Onagawa City is a small city that’s nestled in between Ishinomaki and the Pacific Ocean. I had learned before that it’s one of the most damaged locations by the 3.11 tsunami. And in proportion to its population, it suffered the most human casualties. Despite the huge disaster that hit the city, the reconstruction effort of the city is considered to be one of the fastest. Onagawa station and the surrounding area had been beautifully reconstructed and, opened services in March of 2015.
The new station even has a hot spring inside. It’s the only train station I know that has a hot spring inside.
(I didn’t actually take a lot of photos this day and these ones are from a different timing hence the clear skies)
Found this cool little co-working space near the station with all the basic needs to setup base and function in this digital age.

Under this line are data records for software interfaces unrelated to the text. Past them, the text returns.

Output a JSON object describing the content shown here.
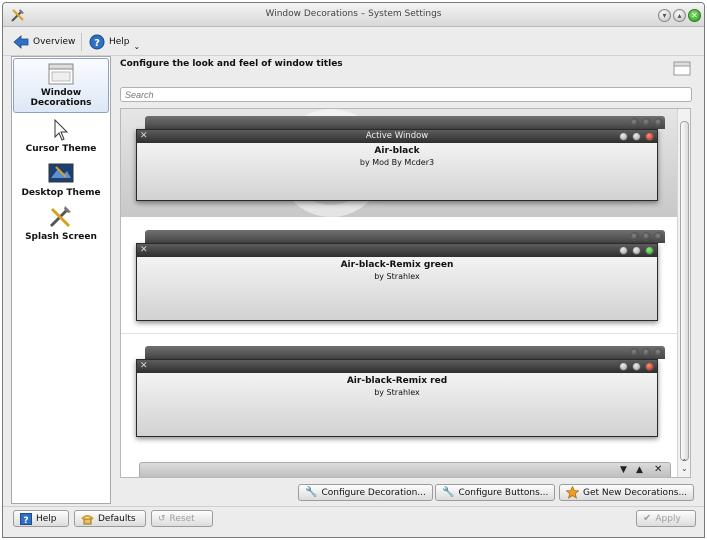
{
  "window": {
    "title": "Window Decorations – System Settings"
  },
  "toolbar": {
    "overview": "Overview",
    "help": "Help"
  },
  "sidebar": {
    "items": [
      {
        "label_line1": "Window",
        "label_line2": "Decorations"
      },
      {
        "label": "Cursor Theme"
      },
      {
        "label": "Desktop Theme"
      },
      {
        "label": "Splash Screen"
      }
    ]
  },
  "main": {
    "heading": "Configure the look and feel of window titles",
    "search_placeholder": "Search",
    "preview_active_title": "Active Window",
    "decorations": [
      {
        "name": "Air-black",
        "author": "by Mod By Mcder3"
      },
      {
        "name": "Air-black-Remix green",
        "author": "by Strahlex"
      },
      {
        "name": "Air-black-Remix red",
        "author": "by Strahlex"
      }
    ],
    "buttons": {
      "configure_decoration": "Configure Decoration...",
      "configure_buttons": "Configure Buttons...",
      "get_new": "Get New Decorations..."
    }
  },
  "footer": {
    "help": "Help",
    "defaults": "Defaults",
    "reset": "Reset",
    "apply": "Apply"
  },
  "colors": {
    "close_green": "#2e9b20",
    "close_red": "#c12a14",
    "selection": "#dde7f5"
  }
}
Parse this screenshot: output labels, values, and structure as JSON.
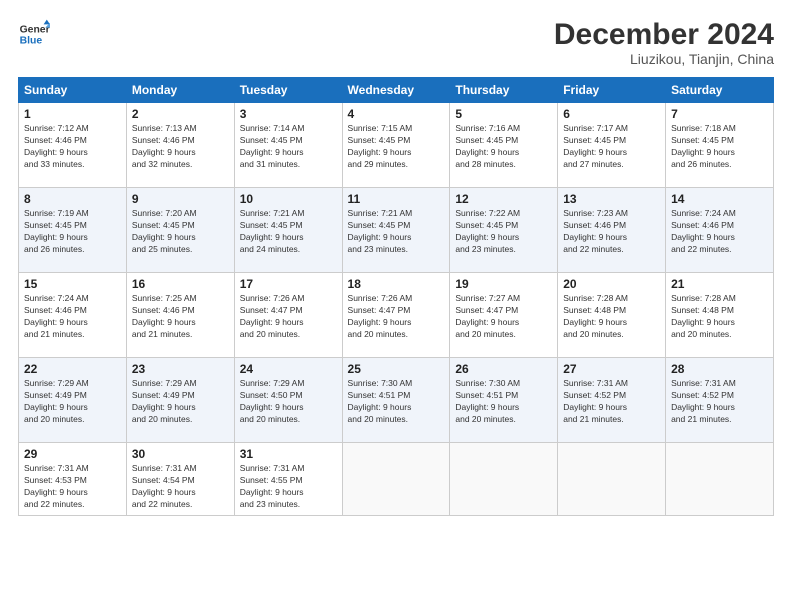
{
  "header": {
    "logo_line1": "General",
    "logo_line2": "Blue",
    "month": "December 2024",
    "location": "Liuzikou, Tianjin, China"
  },
  "weekdays": [
    "Sunday",
    "Monday",
    "Tuesday",
    "Wednesday",
    "Thursday",
    "Friday",
    "Saturday"
  ],
  "weeks": [
    [
      {
        "day": "1",
        "info": "Sunrise: 7:12 AM\nSunset: 4:46 PM\nDaylight: 9 hours\nand 33 minutes."
      },
      {
        "day": "2",
        "info": "Sunrise: 7:13 AM\nSunset: 4:46 PM\nDaylight: 9 hours\nand 32 minutes."
      },
      {
        "day": "3",
        "info": "Sunrise: 7:14 AM\nSunset: 4:45 PM\nDaylight: 9 hours\nand 31 minutes."
      },
      {
        "day": "4",
        "info": "Sunrise: 7:15 AM\nSunset: 4:45 PM\nDaylight: 9 hours\nand 29 minutes."
      },
      {
        "day": "5",
        "info": "Sunrise: 7:16 AM\nSunset: 4:45 PM\nDaylight: 9 hours\nand 28 minutes."
      },
      {
        "day": "6",
        "info": "Sunrise: 7:17 AM\nSunset: 4:45 PM\nDaylight: 9 hours\nand 27 minutes."
      },
      {
        "day": "7",
        "info": "Sunrise: 7:18 AM\nSunset: 4:45 PM\nDaylight: 9 hours\nand 26 minutes."
      }
    ],
    [
      {
        "day": "8",
        "info": "Sunrise: 7:19 AM\nSunset: 4:45 PM\nDaylight: 9 hours\nand 26 minutes."
      },
      {
        "day": "9",
        "info": "Sunrise: 7:20 AM\nSunset: 4:45 PM\nDaylight: 9 hours\nand 25 minutes."
      },
      {
        "day": "10",
        "info": "Sunrise: 7:21 AM\nSunset: 4:45 PM\nDaylight: 9 hours\nand 24 minutes."
      },
      {
        "day": "11",
        "info": "Sunrise: 7:21 AM\nSunset: 4:45 PM\nDaylight: 9 hours\nand 23 minutes."
      },
      {
        "day": "12",
        "info": "Sunrise: 7:22 AM\nSunset: 4:45 PM\nDaylight: 9 hours\nand 23 minutes."
      },
      {
        "day": "13",
        "info": "Sunrise: 7:23 AM\nSunset: 4:46 PM\nDaylight: 9 hours\nand 22 minutes."
      },
      {
        "day": "14",
        "info": "Sunrise: 7:24 AM\nSunset: 4:46 PM\nDaylight: 9 hours\nand 22 minutes."
      }
    ],
    [
      {
        "day": "15",
        "info": "Sunrise: 7:24 AM\nSunset: 4:46 PM\nDaylight: 9 hours\nand 21 minutes."
      },
      {
        "day": "16",
        "info": "Sunrise: 7:25 AM\nSunset: 4:46 PM\nDaylight: 9 hours\nand 21 minutes."
      },
      {
        "day": "17",
        "info": "Sunrise: 7:26 AM\nSunset: 4:47 PM\nDaylight: 9 hours\nand 20 minutes."
      },
      {
        "day": "18",
        "info": "Sunrise: 7:26 AM\nSunset: 4:47 PM\nDaylight: 9 hours\nand 20 minutes."
      },
      {
        "day": "19",
        "info": "Sunrise: 7:27 AM\nSunset: 4:47 PM\nDaylight: 9 hours\nand 20 minutes."
      },
      {
        "day": "20",
        "info": "Sunrise: 7:28 AM\nSunset: 4:48 PM\nDaylight: 9 hours\nand 20 minutes."
      },
      {
        "day": "21",
        "info": "Sunrise: 7:28 AM\nSunset: 4:48 PM\nDaylight: 9 hours\nand 20 minutes."
      }
    ],
    [
      {
        "day": "22",
        "info": "Sunrise: 7:29 AM\nSunset: 4:49 PM\nDaylight: 9 hours\nand 20 minutes."
      },
      {
        "day": "23",
        "info": "Sunrise: 7:29 AM\nSunset: 4:49 PM\nDaylight: 9 hours\nand 20 minutes."
      },
      {
        "day": "24",
        "info": "Sunrise: 7:29 AM\nSunset: 4:50 PM\nDaylight: 9 hours\nand 20 minutes."
      },
      {
        "day": "25",
        "info": "Sunrise: 7:30 AM\nSunset: 4:51 PM\nDaylight: 9 hours\nand 20 minutes."
      },
      {
        "day": "26",
        "info": "Sunrise: 7:30 AM\nSunset: 4:51 PM\nDaylight: 9 hours\nand 20 minutes."
      },
      {
        "day": "27",
        "info": "Sunrise: 7:31 AM\nSunset: 4:52 PM\nDaylight: 9 hours\nand 21 minutes."
      },
      {
        "day": "28",
        "info": "Sunrise: 7:31 AM\nSunset: 4:52 PM\nDaylight: 9 hours\nand 21 minutes."
      }
    ],
    [
      {
        "day": "29",
        "info": "Sunrise: 7:31 AM\nSunset: 4:53 PM\nDaylight: 9 hours\nand 22 minutes."
      },
      {
        "day": "30",
        "info": "Sunrise: 7:31 AM\nSunset: 4:54 PM\nDaylight: 9 hours\nand 22 minutes."
      },
      {
        "day": "31",
        "info": "Sunrise: 7:31 AM\nSunset: 4:55 PM\nDaylight: 9 hours\nand 23 minutes."
      },
      {
        "day": "",
        "info": ""
      },
      {
        "day": "",
        "info": ""
      },
      {
        "day": "",
        "info": ""
      },
      {
        "day": "",
        "info": ""
      }
    ]
  ]
}
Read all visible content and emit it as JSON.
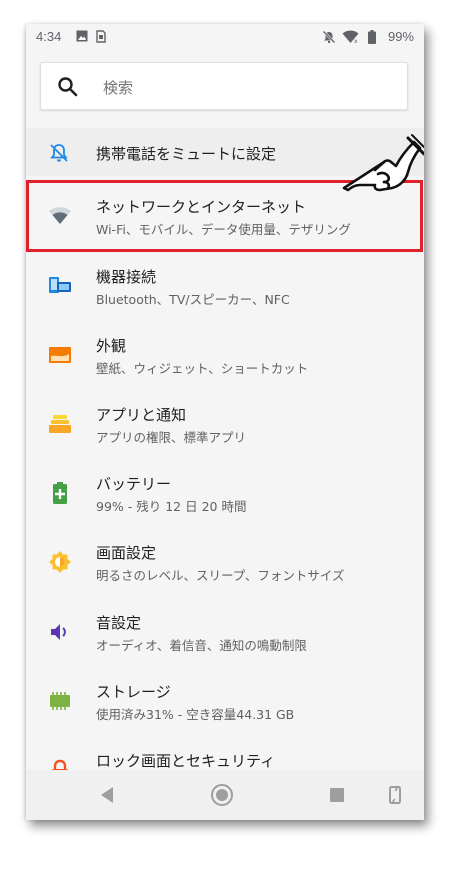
{
  "status": {
    "time": "4:34",
    "battery": "99%"
  },
  "search": {
    "placeholder": "検索"
  },
  "suggestion": {
    "label": "携帯電話をミュートに設定",
    "icon": "bell-off-icon"
  },
  "items": [
    {
      "title": "ネットワークとインターネット",
      "sub": "Wi-Fi、モバイル、データ使用量、テザリング",
      "icon": "wifi-icon",
      "color": "#5f6368"
    },
    {
      "title": "機器接続",
      "sub": "Bluetooth、TV/スピーカー、NFC",
      "icon": "devices-icon",
      "color": "#1e88e5"
    },
    {
      "title": "外観",
      "sub": "壁紙、ウィジェット、ショートカット",
      "icon": "wallpaper-icon",
      "color": "#f57c00"
    },
    {
      "title": "アプリと通知",
      "sub": "アプリの権限、標準アプリ",
      "icon": "apps-icon",
      "color": "#fbc02d"
    },
    {
      "title": "バッテリー",
      "sub": "99% - 残り 12 日 20 時間",
      "icon": "battery-icon",
      "color": "#43a047"
    },
    {
      "title": "画面設定",
      "sub": "明るさのレベル、スリープ、フォントサイズ",
      "icon": "brightness-icon",
      "color": "#fbc02d"
    },
    {
      "title": "音設定",
      "sub": "オーディオ、着信音、通知の鳴動制限",
      "icon": "volume-icon",
      "color": "#5e35b1"
    },
    {
      "title": "ストレージ",
      "sub": "使用済み31% - 空き容量44.31 GB",
      "icon": "storage-icon",
      "color": "#7cb342"
    },
    {
      "title": "ロック画面とセキュリティ",
      "sub": "",
      "icon": "lock-icon",
      "color": "#f4511e"
    }
  ],
  "colors": {
    "highlight": "#e0202a",
    "background": "#f5f5f5"
  }
}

We then went to this small community house/ cafe next to the community hospital which is not too far from the station. I believe the place is owned and managed separately from the hospital. While enjoying a hot drink we had a little chat with the owner lady. As we talked she told us a different story of the reconstruction of the city. She said, the reconstruction of the city is just starting, it’s nowhere near what the media says. Although the new station and the nearby marketplace is new and fancy, it’s not much useful for the locals. It’s not a place to go for grocery shopping nor for daily necessities. It’s for tourists. This was a bit of a shocker because when I thought about it, it was true. I learned that they have to go quite a distance to do normal shopping and, that it was hard on the old people which represent more than half of the cities population. It seems that the city officials didn’t put priority on their citizens livelihood. Although I do understand that being an attractive city for tourists and having them come over will help in the long run—true restoration for the locals seem to be just starting.
I wanted to visit this library/cafe called Hyappyokan but it was a little out of my mamachari (mommy bicycle) range. Fortunately the people from Ishinomaki 2.0 borrowed me this cool mountain bike, I just needed to pump up the air more.
And my ride is ready. With this baby a 15km ride will be a piece of chocolate cake. Hope you enjoy the ride in pictures
I have no idea what the white stuff is but it has the road management office phone number written on it.
These are the temporary housing settlements for the people who have lost their homes in the great east Japan earthquake. Like this there are still many people who have not found permanent homes yet.
Winter just takes all the color out of things. I feel now that winter is not an enjoyable season without the snow.
And finally I arrive at Hyappyokan after an hour of cycling. Because of the mountain bike it wasn’t such a bad ride, it would’ve been tough with a normal mamachari. Although, I would’ve liked a softer seat.
That chair next to the fireplace was so comfortable and warm, just sitting there for a while I felt rejuvenated.
Hyappyokan is a library cafe that has numerous kinds of books and magazines all free for reading and borrowing. You can borrow a maximum of 5 books for 2 weeks and all you need is write your name, phone number and address. Most of what they serve here are made from seasonal local produce, or in someway collaborated with local shops. I feel that this type of mutually beneficial relationship exists a lot in regional areas. The place is also open for holding events, seminars and shows. I like this trend of modern functional cafes opening in regional areas each with a certain quirk. I see that cafes(could be diners too) are a good method for creating and nurturing a local community. But I do wonder how they perform as a business.